* Work task
Please find every line in the entries below that contains the string "JSON", and copy it.

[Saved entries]
- - -
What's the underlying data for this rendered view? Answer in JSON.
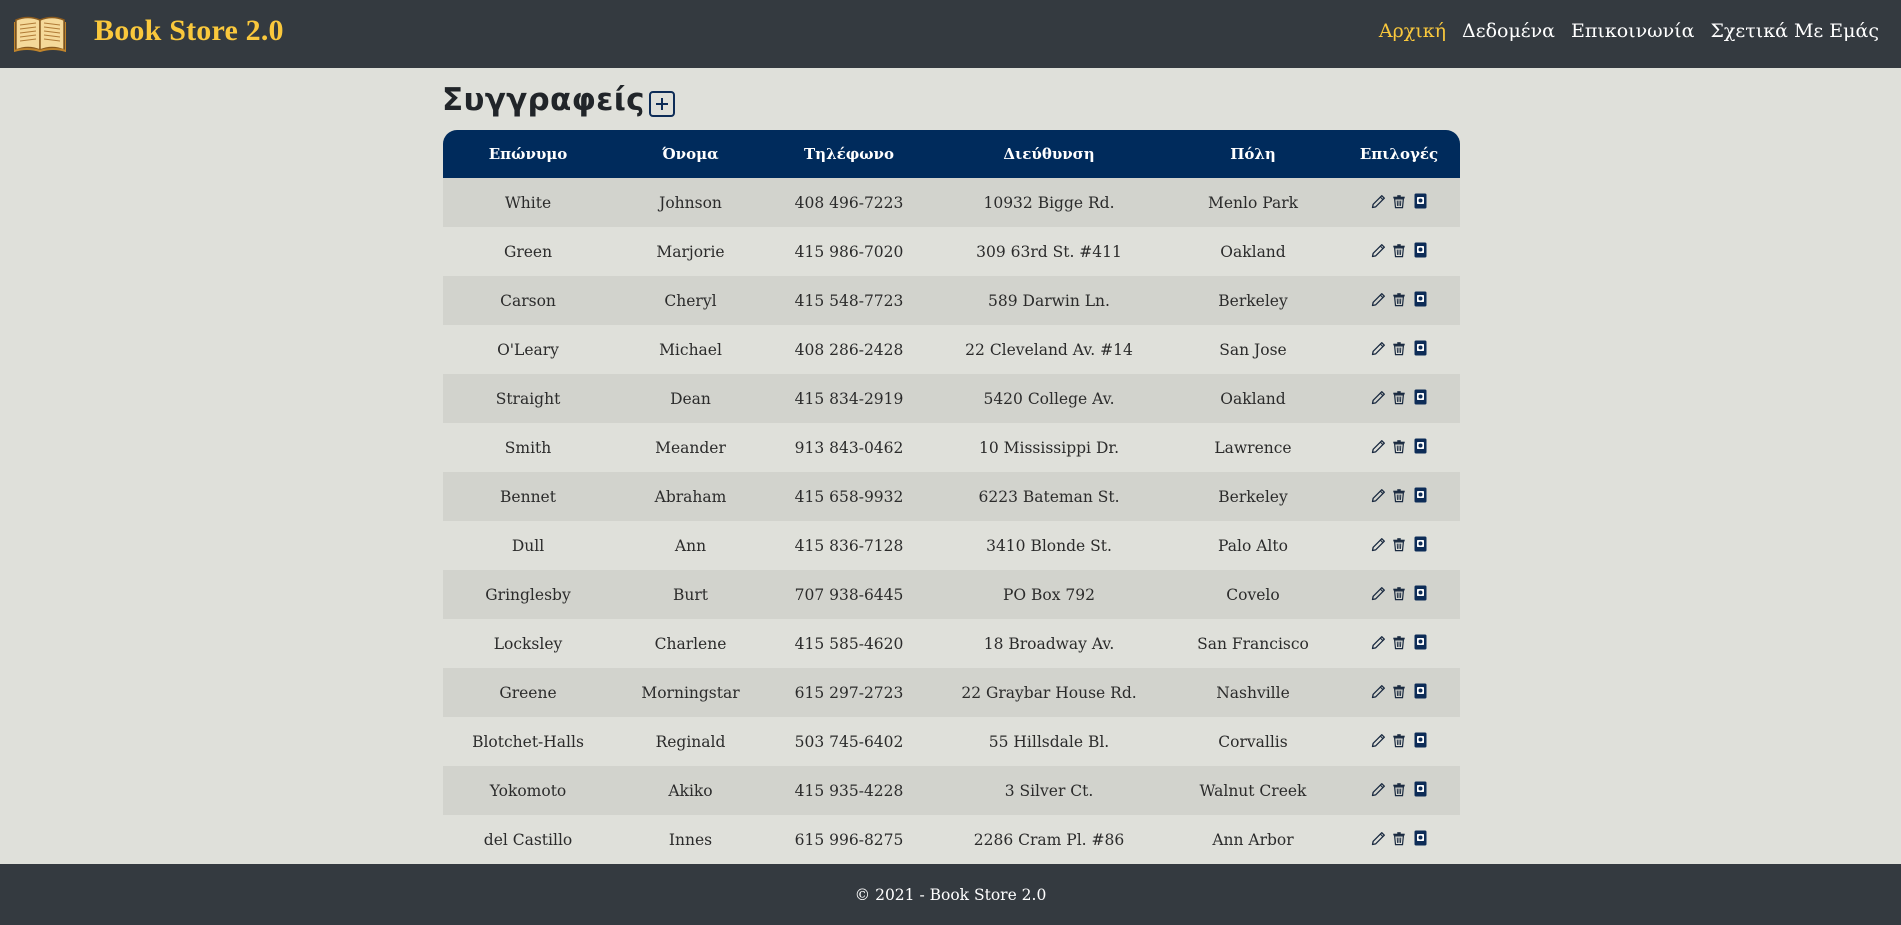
{
  "brand": {
    "title": "Book Store 2.0",
    "logo_icon": "open-book-icon"
  },
  "nav": [
    {
      "label": "Αρχική",
      "active": true
    },
    {
      "label": "Δεδομένα",
      "active": false
    },
    {
      "label": "Επικοινωνία",
      "active": false
    },
    {
      "label": "Σχετικά Με Εμάς",
      "active": false
    }
  ],
  "page": {
    "title": "Συγγραφείς",
    "add_icon": "plus-square-icon"
  },
  "table": {
    "headers": [
      "Επώνυμο",
      "Όνομα",
      "Τηλέφωνο",
      "Διεύθυνση",
      "Πόλη",
      "Επιλογές"
    ],
    "rows": [
      [
        "White",
        "Johnson",
        "408 496-7223",
        "10932 Bigge Rd.",
        "Menlo Park"
      ],
      [
        "Green",
        "Marjorie",
        "415 986-7020",
        "309 63rd St. #411",
        "Oakland"
      ],
      [
        "Carson",
        "Cheryl",
        "415 548-7723",
        "589 Darwin Ln.",
        "Berkeley"
      ],
      [
        "O'Leary",
        "Michael",
        "408 286-2428",
        "22 Cleveland Av. #14",
        "San Jose"
      ],
      [
        "Straight",
        "Dean",
        "415 834-2919",
        "5420 College Av.",
        "Oakland"
      ],
      [
        "Smith",
        "Meander",
        "913 843-0462",
        "10 Mississippi Dr.",
        "Lawrence"
      ],
      [
        "Bennet",
        "Abraham",
        "415 658-9932",
        "6223 Bateman St.",
        "Berkeley"
      ],
      [
        "Dull",
        "Ann",
        "415 836-7128",
        "3410 Blonde St.",
        "Palo Alto"
      ],
      [
        "Gringlesby",
        "Burt",
        "707 938-6445",
        "PO Box 792",
        "Covelo"
      ],
      [
        "Locksley",
        "Charlene",
        "415 585-4620",
        "18 Broadway Av.",
        "San Francisco"
      ],
      [
        "Greene",
        "Morningstar",
        "615 297-2723",
        "22 Graybar House Rd.",
        "Nashville"
      ],
      [
        "Blotchet-Halls",
        "Reginald",
        "503 745-6402",
        "55 Hillsdale Bl.",
        "Corvallis"
      ],
      [
        "Yokomoto",
        "Akiko",
        "415 935-4228",
        "3 Silver Ct.",
        "Walnut Creek"
      ],
      [
        "del Castillo",
        "Innes",
        "615 996-8275",
        "2286 Cram Pl. #86",
        "Ann Arbor"
      ]
    ],
    "action_icons": [
      "pencil-icon",
      "trash-icon",
      "book-icon"
    ]
  },
  "footer": {
    "text": "© 2021 - Book Store 2.0"
  },
  "colors": {
    "navbar": "#343a40",
    "accent": "#fac83c",
    "table_header": "#002b5c",
    "background": "#dfe0da",
    "row_stripe": "#d2d3cd"
  }
}
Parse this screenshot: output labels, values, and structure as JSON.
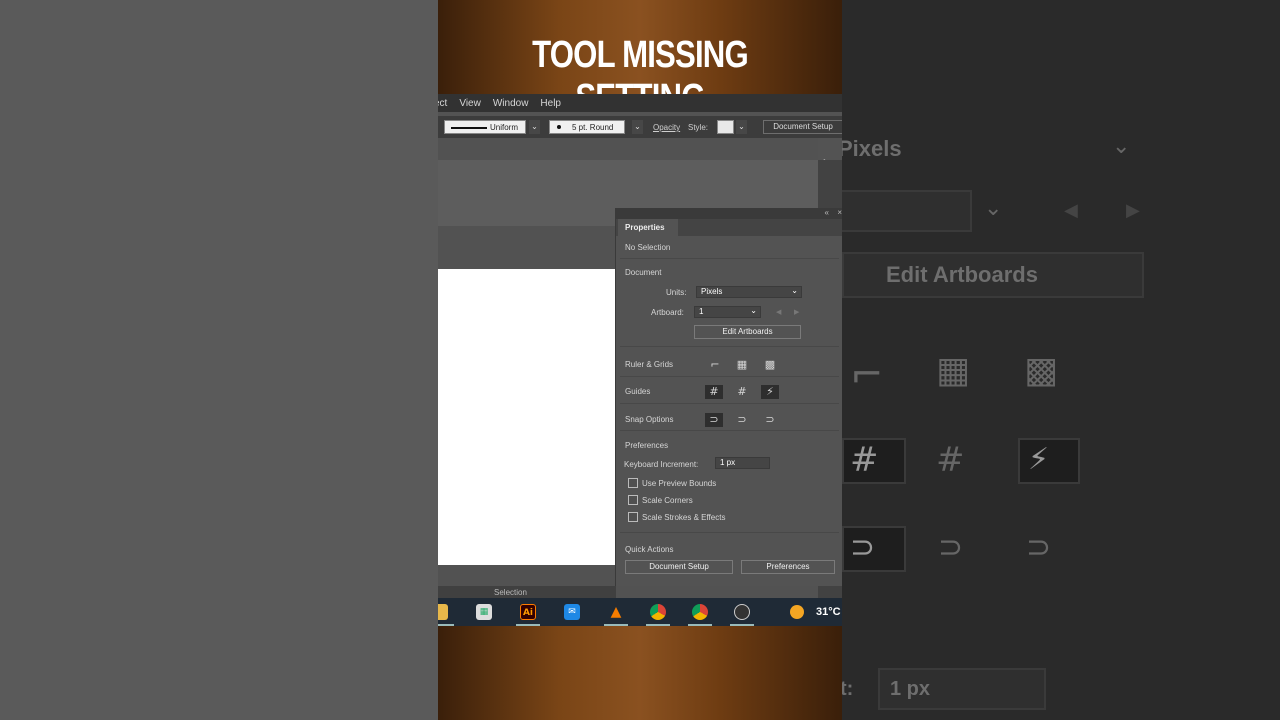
{
  "banner": {
    "title": "TOOL MISSING SETTING"
  },
  "menubar": {
    "items": [
      "ect",
      "View",
      "Window",
      "Help"
    ]
  },
  "controlbar": {
    "stroke_profile": "Uniform",
    "brush": "5 pt. Round",
    "opacity_label": "Opacity",
    "style_label": "Style:",
    "document_setup": "Document Setup"
  },
  "status": {
    "tool": "Selection"
  },
  "properties": {
    "tab": "Properties",
    "selection": "No Selection",
    "document_heading": "Document",
    "units_label": "Units:",
    "units_value": "Pixels",
    "artboard_label": "Artboard:",
    "artboard_value": "1",
    "edit_artboards": "Edit Artboards",
    "ruler_grids": "Ruler & Grids",
    "guides": "Guides",
    "snap_options": "Snap Options",
    "preferences_heading": "Preferences",
    "keyboard_increment_label": "Keyboard Increment:",
    "keyboard_increment_value": "1 px",
    "use_preview_bounds": "Use Preview Bounds",
    "scale_corners": "Scale Corners",
    "scale_strokes": "Scale Strokes & Effects",
    "quick_actions": "Quick Actions",
    "qa_document_setup": "Document Setup",
    "qa_preferences": "Preferences"
  },
  "taskbar": {
    "ai_label": "Ai",
    "weather": "31°C"
  },
  "zoom": {
    "units_value": "Pixels",
    "edit_artboards": "Edit Artboards",
    "increment_label": "t:",
    "increment_value": "1 px"
  },
  "colors": {
    "accent_brand": "#ff7c00",
    "panel": "#535353",
    "banner": "#7a4516"
  }
}
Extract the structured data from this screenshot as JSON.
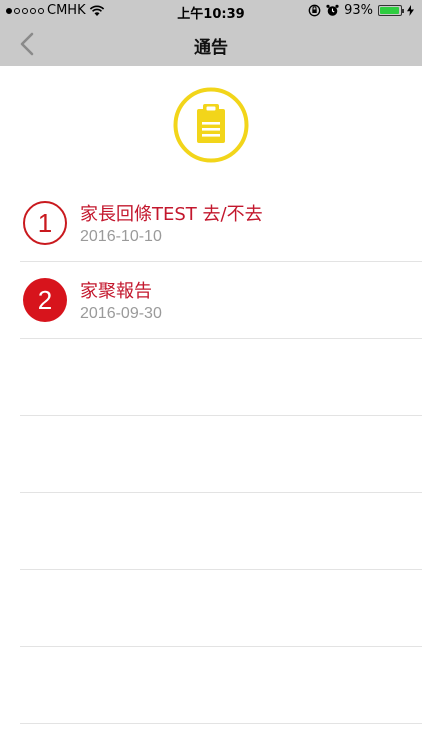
{
  "status_bar": {
    "carrier": "CMHK",
    "time": "上午10:39",
    "battery": "93%",
    "battery_level": 0.93,
    "signal_bars_filled": 1,
    "signal_bars_total": 5
  },
  "nav": {
    "title": "通告",
    "back_icon": "chevron-left-icon"
  },
  "header_icon": "clipboard-notice-icon",
  "colors": {
    "accent_red": "#c3172d",
    "icon_yellow": "#f2d51a",
    "nav_bg": "#c9c9c9"
  },
  "notices": [
    {
      "number": "1",
      "title": "家長回條TEST 去/不去",
      "date": "2016-10-10",
      "style": "outline"
    },
    {
      "number": "2",
      "title": "家聚報告",
      "date": "2016-09-30",
      "style": "solid"
    }
  ]
}
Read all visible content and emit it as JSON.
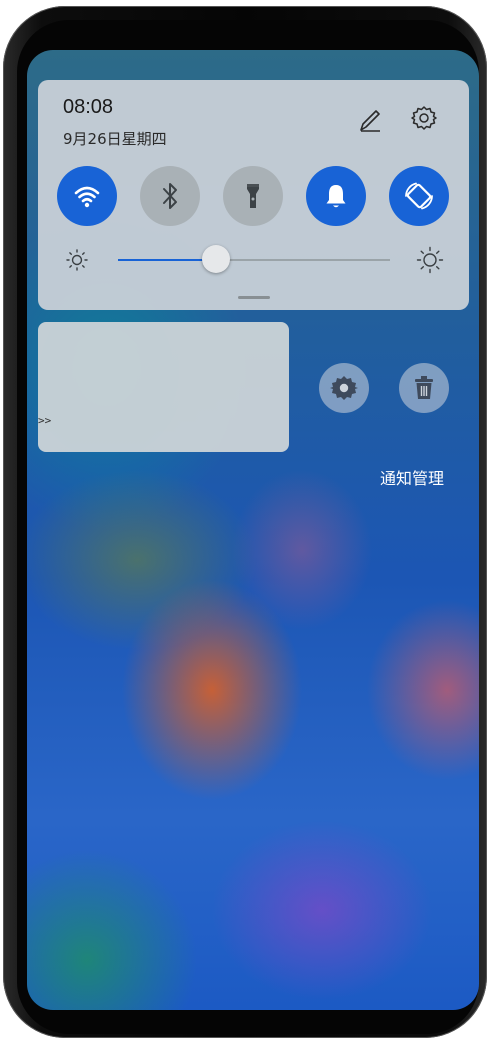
{
  "status": {
    "time": "08:08",
    "date": "9月26日星期四"
  },
  "quick_settings": {
    "toggles": [
      {
        "name": "wifi",
        "icon": "wifi-icon",
        "state": "on"
      },
      {
        "name": "bluetooth",
        "icon": "bluetooth-icon",
        "state": "off"
      },
      {
        "name": "flashlight",
        "icon": "flashlight-icon",
        "state": "off"
      },
      {
        "name": "sound",
        "icon": "bell-icon",
        "state": "on"
      },
      {
        "name": "auto-rotate",
        "icon": "rotate-icon",
        "state": "on"
      }
    ],
    "brightness": 0.36,
    "accent_color": "#1863d6",
    "off_color": "#a9b1b6"
  },
  "notification": {
    "text": ">>"
  },
  "notification_actions": {
    "settings_icon": "gear-icon",
    "delete_icon": "trash-icon",
    "manage_label": "通知管理"
  }
}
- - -
* Answer section
What's the underlying data for this rendered view? Answer in JSON.
Parse this screenshot: output labels, values, and structure as JSON.
Extract the structured data from this screenshot as JSON.
Read all visible content and emit it as JSON.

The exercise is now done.